    Registered
    Oct 2005
    Location
    The Gig City
    Posts
    2,644
    Interconnectivity is the answer, where available in new subdivisions connect to older subdivisions and eliminate cul-de-sacs.

    Parallel main street with a secondary road if at all possible. This will give an alternate route for citizens who don't necessarily have to utilize the main street.

    Eliminate on street parking on main street. This may sound counter to most planners mantras but if this main street is the only throughfare through town on street parking will really slow down traffic as unexperienced parrallel parkers take 3 or 4 movements to get it right.

    Thats all I can think of without seeing this town at least in pictures.
    @GigCityPlanner

  5. #5
    Cyburbian
    Registered
    Feb 2004
    Location
    ????
    Posts
    1,184
    How about changing the makeup of the land uses permitted in different zones to allow a better mix and diversity of uses. I think before coming up with ideas, you need to elaborate on the development pattern a little bit more. Is this a bedroom community? Are there physical limitations in terms of the land? etc.

    I think others have hit the transportation side of it, but land use and transporation are so intertwined you can't improve one withouth making changes to the other.

  6. #6
    Cyburbian
    Registered
    Feb 2006
    Location
    North Carolina
    Posts
    35

    Thanks

    Thanks for the comments and possible solutions!

  7. #7
    Cyburbian
    Registered
    Oct 2004
    Location
    New Orleans, LA
    Posts
    368
    Congestion isn't necessarily a bad thing if there are other options; it's the only method of road pricing we have that's actually worked.
    Disallow cul-de-sacs, those things ramp up arterial load and kill walkability like nothing else.

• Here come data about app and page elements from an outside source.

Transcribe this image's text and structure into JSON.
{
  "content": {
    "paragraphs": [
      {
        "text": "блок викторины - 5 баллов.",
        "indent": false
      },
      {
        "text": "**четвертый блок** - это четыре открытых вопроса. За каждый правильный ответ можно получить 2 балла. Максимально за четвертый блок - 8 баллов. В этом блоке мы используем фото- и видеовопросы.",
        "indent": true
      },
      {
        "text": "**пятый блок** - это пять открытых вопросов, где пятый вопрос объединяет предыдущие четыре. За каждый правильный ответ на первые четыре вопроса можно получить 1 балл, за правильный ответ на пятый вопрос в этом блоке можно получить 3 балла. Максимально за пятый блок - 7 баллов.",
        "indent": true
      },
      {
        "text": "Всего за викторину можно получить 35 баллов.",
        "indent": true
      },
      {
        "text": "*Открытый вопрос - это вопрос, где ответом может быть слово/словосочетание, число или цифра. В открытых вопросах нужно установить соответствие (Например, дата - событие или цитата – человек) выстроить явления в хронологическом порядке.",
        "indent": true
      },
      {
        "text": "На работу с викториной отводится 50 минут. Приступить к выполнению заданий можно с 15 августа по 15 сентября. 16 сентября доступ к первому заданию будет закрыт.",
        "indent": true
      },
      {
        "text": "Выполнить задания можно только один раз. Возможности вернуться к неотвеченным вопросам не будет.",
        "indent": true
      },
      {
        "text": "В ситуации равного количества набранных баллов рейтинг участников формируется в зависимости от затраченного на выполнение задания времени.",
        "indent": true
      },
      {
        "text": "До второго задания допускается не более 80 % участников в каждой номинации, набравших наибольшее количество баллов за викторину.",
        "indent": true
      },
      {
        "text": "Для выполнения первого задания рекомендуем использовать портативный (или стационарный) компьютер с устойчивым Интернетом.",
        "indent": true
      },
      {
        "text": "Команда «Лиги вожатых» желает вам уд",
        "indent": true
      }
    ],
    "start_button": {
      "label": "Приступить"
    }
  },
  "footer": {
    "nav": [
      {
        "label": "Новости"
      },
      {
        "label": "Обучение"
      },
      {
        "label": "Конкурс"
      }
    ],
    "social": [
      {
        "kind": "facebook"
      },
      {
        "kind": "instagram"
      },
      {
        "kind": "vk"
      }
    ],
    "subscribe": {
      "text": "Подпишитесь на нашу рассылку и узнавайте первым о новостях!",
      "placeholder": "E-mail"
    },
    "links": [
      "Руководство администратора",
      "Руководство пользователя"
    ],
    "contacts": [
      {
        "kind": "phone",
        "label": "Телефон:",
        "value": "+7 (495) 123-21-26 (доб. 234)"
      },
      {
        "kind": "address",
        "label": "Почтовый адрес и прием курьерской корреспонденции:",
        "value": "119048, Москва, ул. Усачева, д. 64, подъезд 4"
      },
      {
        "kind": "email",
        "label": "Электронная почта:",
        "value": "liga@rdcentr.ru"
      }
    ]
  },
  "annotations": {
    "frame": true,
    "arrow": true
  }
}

CAP THAT ROADWAY! Don't let it extend further. Put parks or something on each end that won't generate trips.

    Build some alternatives to those routes in places that hit some choice development areas. Run good access through some other points. Don't worry about the congestion directly, though. Plan these alternates in a way that you can expand them to arterial status easily, and make them good business areas, walkable, accessible, and all that other fun stuff.

    As you are doing this, do NOT increase the capacity of the congested strip. After you do this, continue to not increase the capacity of that strip.
    Don't put in bypasses, don't put in turn lanes, don't remove street parking, don't 'improve' it at all.
    Tweak the zoning, etc. if you have to in a way that you can later come and complain that there's -no possible way- to expand the road.

    Once they have overflows and you've prevented the strip from extending, the other routes will get traffic and you'll expand the productive area.
    Last edited by JusticeZero; 31 Oct 2006 at 7:51 AM. Reason: added more

+ Reply to thread

More at Cyburbia

  1. Replies: 8
    Last post: 14 Jul 2004, 3:32 PM
  2. Congestion Pricing- Anyone?
    Transportation Planning
    Replies: 11
    Last post: 23 Mar 2004, 3:57 AM
  3. Congestion Charging
    Transportation Planning
    Replies: 5
    Last post: 26 Feb 2003, 10:23 AM
  4. Replies: 2
    Last post: 11 Jan 2003, 4:54 AM
  5. Sprawl and traffic congestion
    Make No Small Plans
    Replies: 2
    Last post: 15 Aug 2001, 4:58 PM